A native of Taiwan and veteran chef with more than 20 years of experience, Redfish Seafood chef David Chang whips up a culinary cornucopia of fresh seafood dishes that borrow from his experiences working in French, Chinese, and Japanese kitchens. Fresh grouper and bacon-wrapped scallops get a tropical spin thanks to a drizzle of key lime sauce, while parmesan dusted sea bass soaks up the salty notes of a miso reduction. Hot rocks shrimp and stuffed mushrooms provide a poppable prelude to a savory seafood dinner and lobster bisque or gumbo fill the spoons of lads and ladies who lunch. As guests gobble down forkfuls of fresh fish, their eyes take in an ambiance inspired by their own patronage. The second floor of the restaurant showcases a wall mural composed by frequent customer and local artist Ray Shipman, who painted whimsical caricatures of Redfish Seafood regulars. At the second location in Cypress, an aquarium designed and build by chef David himself sets a maritime mood and dazzles diners with its collection of eye-catching fish and their spot-on Don Knotts impersonations.

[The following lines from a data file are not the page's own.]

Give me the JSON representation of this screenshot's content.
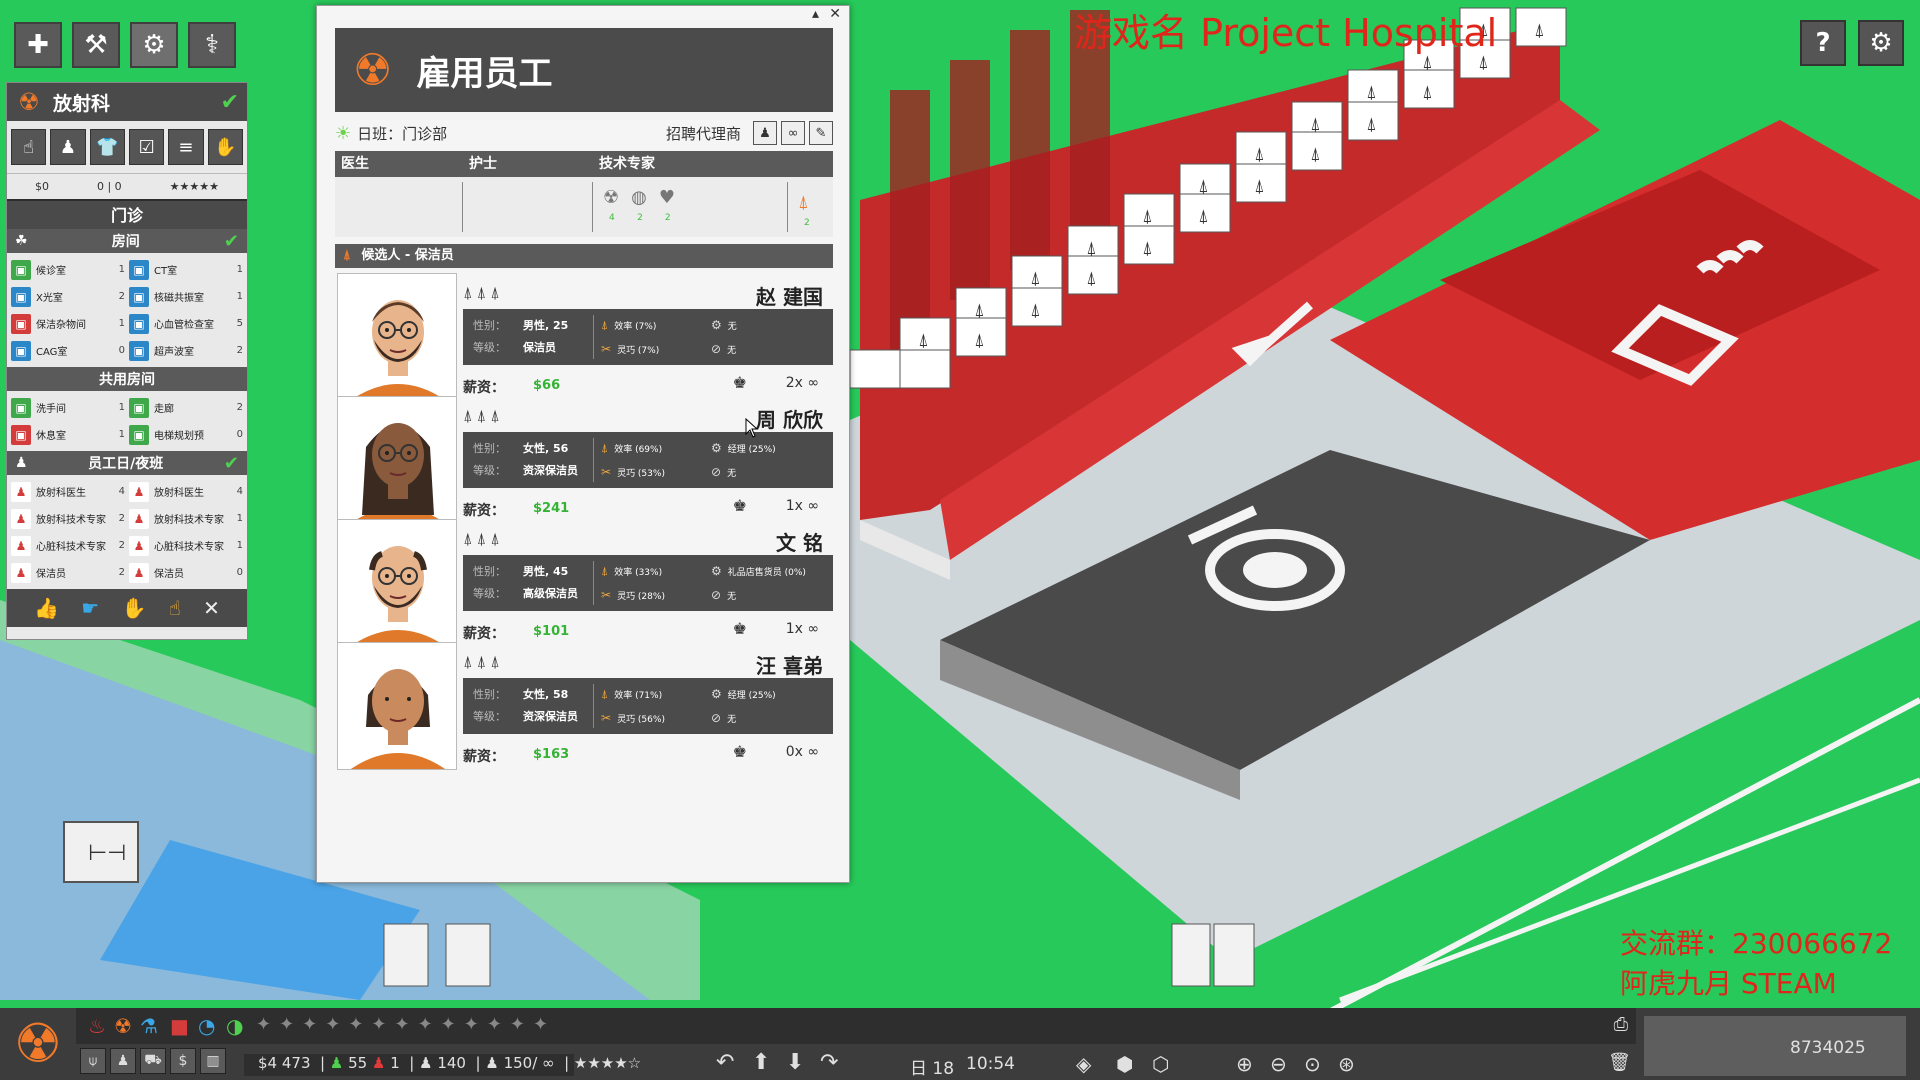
{
  "overlay": {
    "title": "游戏名 Project Hospital",
    "group": "交流群：230066672",
    "streamer": "阿虎九月 STEAM"
  },
  "top_tools": [
    "plus-icon",
    "hammer-icon",
    "gear-icon",
    "stethoscope-icon"
  ],
  "left_panel": {
    "department": "放射科",
    "stats": {
      "money": "$0",
      "staff": "0 | 0",
      "rating": "★★★★★"
    },
    "section": "门诊",
    "rooms_title": "房间",
    "rooms": [
      {
        "label": "候诊室",
        "count": "1",
        "color": "#3fa84a"
      },
      {
        "label": "CT室",
        "count": "1",
        "color": "#2c87c9"
      },
      {
        "label": "X光室",
        "count": "2",
        "color": "#2c87c9"
      },
      {
        "label": "核磁共振室",
        "count": "1",
        "color": "#2c87c9"
      },
      {
        "label": "保洁杂物间",
        "count": "1",
        "color": "#d43b3b"
      },
      {
        "label": "心血管检查室",
        "count": "5",
        "color": "#2c87c9"
      },
      {
        "label": "CAG室",
        "count": "0",
        "color": "#2c87c9"
      },
      {
        "label": "超声波室",
        "count": "2",
        "color": "#2c87c9"
      }
    ],
    "shared_title": "共用房间",
    "shared_rooms": [
      {
        "label": "洗手间",
        "count": "1",
        "color": "#3fa84a"
      },
      {
        "label": "走廊",
        "count": "2",
        "color": "#3fa84a"
      },
      {
        "label": "休息室",
        "count": "1",
        "color": "#d43b3b"
      },
      {
        "label": "电梯规划预",
        "count": "0",
        "color": "#3fa84a"
      }
    ],
    "staff_title": "员工日/夜班",
    "staff": [
      {
        "label": "放射科医生",
        "count": "4"
      },
      {
        "label": "放射科医生",
        "count": "4"
      },
      {
        "label": "放射科技术专家",
        "count": "2"
      },
      {
        "label": "放射科技术专家",
        "count": "1"
      },
      {
        "label": "心脏科技术专家",
        "count": "2"
      },
      {
        "label": "心脏科技术专家",
        "count": "1"
      },
      {
        "label": "保洁员",
        "count": "2"
      },
      {
        "label": "保洁员",
        "count": "0"
      }
    ]
  },
  "hire": {
    "title": "雇用员工",
    "shift": "日班：门诊部",
    "agency": "招聘代理商",
    "tabs": [
      "医生",
      "护士",
      "技术专家"
    ],
    "spec_counts": [
      "4",
      "2",
      "2"
    ],
    "janitor_count": "2",
    "candidates_title": "候选人 - 保洁员",
    "labels": {
      "gender": "性别：",
      "level": "等级：",
      "salary": "薪资："
    },
    "candidates": [
      {
        "name": "赵 建国",
        "gender_age": "男性, 25",
        "level": "保洁员",
        "skill1": "效率 (7%)",
        "skill2": "灵巧 (7%)",
        "trait1": "无",
        "trait2": "无",
        "salary": "$66",
        "mult": "2x ∞",
        "portrait": "male-beard-glasses"
      },
      {
        "name": "周 欣欣",
        "gender_age": "女性, 56",
        "level": "资深保洁员",
        "skill1": "效率 (69%)",
        "skill2": "灵巧 (53%)",
        "trait1": "经理 (25%)",
        "trait2": "无",
        "salary": "$241",
        "mult": "1x ∞",
        "portrait": "female-long-hair-glasses"
      },
      {
        "name": "文 铭",
        "gender_age": "男性, 45",
        "level": "高级保洁员",
        "skill1": "效率 (33%)",
        "skill2": "灵巧 (28%)",
        "trait1": "礼品店售货员 (0%)",
        "trait2": "无",
        "salary": "$101",
        "mult": "1x ∞",
        "portrait": "male-bald-beard-glasses"
      },
      {
        "name": "汪 喜弟",
        "gender_age": "女性, 58",
        "level": "资深保洁员",
        "skill1": "效率 (71%)",
        "skill2": "灵巧 (56%)",
        "trait1": "经理 (25%)",
        "trait2": "无",
        "salary": "$163",
        "mult": "0x ∞",
        "portrait": "female-short-hair"
      }
    ]
  },
  "bottom": {
    "money": "$4 473",
    "patients": "55",
    "patients2": "1",
    "staff": "140",
    "capacity": "150/ ∞",
    "rating": "★★★★☆",
    "day": "日 18",
    "time": "10:54",
    "score": "8734025"
  },
  "colors": {
    "accent": "#f07a2a",
    "green": "#35b335",
    "panel": "#4b4b4b"
  }
}
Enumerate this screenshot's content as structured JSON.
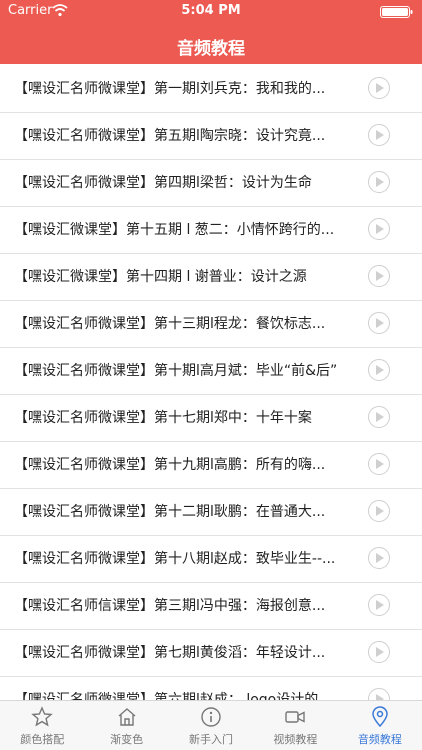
{
  "status": {
    "carrier": "Carrier",
    "time": "5:04 PM"
  },
  "header": {
    "title": "音频教程"
  },
  "list": {
    "items": [
      {
        "text": "【嘿设汇名师微课堂】第一期l刘兵克：我和我的..."
      },
      {
        "text": "【嘿设汇名师微课堂】第五期l陶宗晓：设计究竟..."
      },
      {
        "text": "【嘿设汇名师微课堂】第四期l梁哲：设计为生命"
      },
      {
        "text": "【嘿设汇微课堂】第十五期 l 葱二：小情怀跨行的..."
      },
      {
        "text": "【嘿设汇微课堂】第十四期 l 谢普业：设计之源"
      },
      {
        "text": "【嘿设汇名师微课堂】第十三期l程龙：餐饮标志..."
      },
      {
        "text": "【嘿设汇名师微课堂】第十期l高月斌：毕业“前&后”"
      },
      {
        "text": "【嘿设汇名师微课堂】第十七期l郑中：十年十案"
      },
      {
        "text": "【嘿设汇名师微课堂】第十九期l高鹏：所有的嗨..."
      },
      {
        "text": "【嘿设汇名师微课堂】第十二期l耿鹏：在普通大..."
      },
      {
        "text": "【嘿设汇名师微课堂】第十八期l赵成：致毕业生--..."
      },
      {
        "text": "【嘿设汇名师信课堂】第三期l冯中强：海报创意..."
      },
      {
        "text": "【嘿设汇名师微课堂】第七期l黄俊滔：年轻设计..."
      },
      {
        "text": "【嘿设汇名师微课堂】第六期l赵成： logo设计的..."
      }
    ]
  },
  "tabbar": {
    "tabs": [
      {
        "label": "颜色搭配",
        "icon": "star-icon"
      },
      {
        "label": "渐变色",
        "icon": "house-icon"
      },
      {
        "label": "新手入门",
        "icon": "info-icon"
      },
      {
        "label": "视频教程",
        "icon": "video-camera-icon"
      },
      {
        "label": "音频教程",
        "icon": "location-pin-icon"
      }
    ],
    "active_index": 4
  },
  "colors": {
    "header": "#ec5a52",
    "tab_active": "#3b7ad9",
    "tab_inactive": "#777777"
  }
}
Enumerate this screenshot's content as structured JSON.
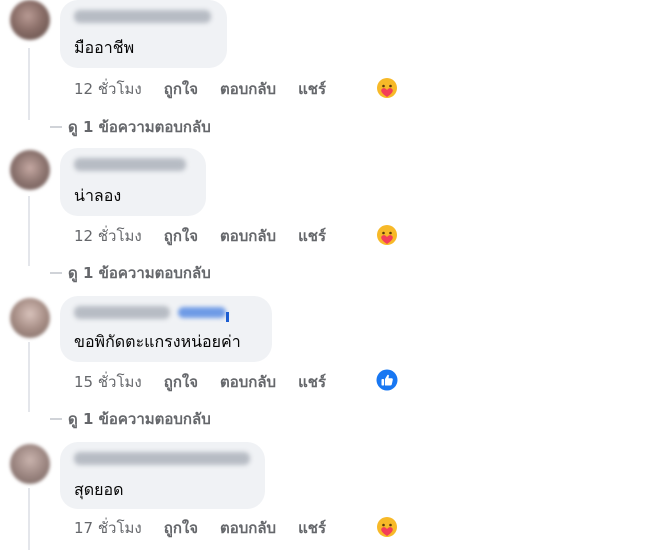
{
  "comments": [
    {
      "text": "มืออาชีพ",
      "time": "12 ชั่วโมง",
      "like": "ถูกใจ",
      "reply": "ตอบกลับ",
      "share": "แชร์",
      "reaction_icon": "care-emoji-icon",
      "view_replies": "ดู 1 ข้อความตอบกลับ"
    },
    {
      "text": "น่าลอง",
      "time": "12 ชั่วโมง",
      "like": "ถูกใจ",
      "reply": "ตอบกลับ",
      "share": "แชร์",
      "reaction_icon": "care-emoji-icon",
      "view_replies": "ดู 1 ข้อความตอบกลับ"
    },
    {
      "text": "ขอพิกัดตะแกรงหน่อยค่า",
      "time": "15 ชั่วโมง",
      "like": "ถูกใจ",
      "reply": "ตอบกลับ",
      "share": "แชร์",
      "reaction_icon": "thumbs-up-icon",
      "view_replies": "ดู 1 ข้อความตอบกลับ"
    },
    {
      "text": "สุดยอด",
      "time": "17 ชั่วโมง",
      "like": "ถูกใจ",
      "reply": "ตอบกลับ",
      "share": "แชร์",
      "reaction_icon": "care-emoji-icon"
    }
  ],
  "colors": {
    "bubble": "#f0f2f5",
    "meta_text": "#65676b",
    "like_blue": "#1877f2",
    "care_yellow": "#f7b928"
  }
}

The Fish Place ebbs cravings for Cajun fare with platefuls of deep-fried and grilled tilapia, blackened catfish, and creole favorites. Dinner guests edify taste buds by licking scientific journals or introducing them to dapper appetizers, such as the shrimp brochette, crab ball, or stuffed jalapeño. Then chefs immerse five pieces of catfish, tilapia, oyster, shrimp, or chicken tenders in a deep fryer and serve the crispy morsels with garlic bread and two selections of jambalaya rice, Cajun fries, or hush puppies. For quick nourishment between meetings or poetry throw-downs, the kitchen yields portable eats such as po boys and crawfish étouffée.
One look inside The Fish Place, and it's clear that restaurant lives up to its name. Chalkboard menus brim with all manner of Cajun and creole seafood, and within the restaurant's open-air kitchen, chefs fry oysters and fill bowls with seafood gumbo and and blacken shrimp. They construct inventive po' boy sandwiches, such as The Fish Place Original: fried or grilled catfish and shrimp served atop a french roll and covered in housemade rémoulade. The chefs also cook chicken, mainly because no one has told them yet that it isn't actually a fish.
According to one estimate, seafood that's been left in the sun for more than 79 days will taste markedly worse than fresh seafood. Feast on freshly prepared seafood with today's Groupon, offering $30 worth of authentic Cajun eats and drinks at Orleans Seafood Kitchen for $15. This authentic eatery is located in Katy, less than 30 minutes outside of Houston, and boasts a thriving bar scene, freshly made sauces, and weekly events.
The Fish Place's chefs use a simple recipe for all their dishes: fresh seafood and Cajun spices. Of course, there's a lot of variety to be found within those parameters. They boil shellfish in the hearty broths of gumbos and etouffes, and fry up catfish and oysters with hot Cajun flavors. Fish and shrimp are stuffed full of cheese and other delicious tidbits. Most courses are served with Southern-style sides, ranging from the iconic red beans and white rice to hush puppies.
Cuisine Type: Fresh Cajun
Reservations: Not offered
Handicap Accessible: Yes
Number of Tables: 11?25
Parking: Parking lot
Most popular offering: Fried/grilled/blackened fish, shrimp
Alcohol: Beer and wine only
Delivery / Take-out: Yes
Outdoor Seating: Yes
Whenever a customer orders a side of hush puppies, Seafood Cafe manager Asad Jawad likes to joke with them a bit. "Ma'am, there is a little problem," he'll say. "When I got these puppies, they were little, and now they are grown dogs." Whether or not this elicits a chuckle, it only takes a glance at the eatery's portion sizes to see what Asad means. At Seafood Cafe, helpings of Cajun-style seafood are as generous as the staff is friendly.
That should be no surprise, since Seafood Cafe is built on a foundation of friendship. Asad and his friends John Herpin and Misael Cortez, also known as The Three Amigos, started the restaurant after they met working at another eatery five years ago. Bringing together traditional recipes from Louisiana with their restaurant-industry experience, they mix up each recipe with their own twist. The cuisine blends classic Cajun dishes such as blackened catfish and gumbo with Mexican-inflected meals including tilapia tacos. The trio only cooks up food they feel passionate about, and will even distribute free samples to convert people to the menu's more unique flavors. They also plan to encourage big appetites with a wall of fame that will honor those patrons who have made the most of the menu's all-you-can-eat catfish option. And on the weekends, jazz and reggae bands play, filling the dining room with jaunty melodies to match spicy Cajun scents.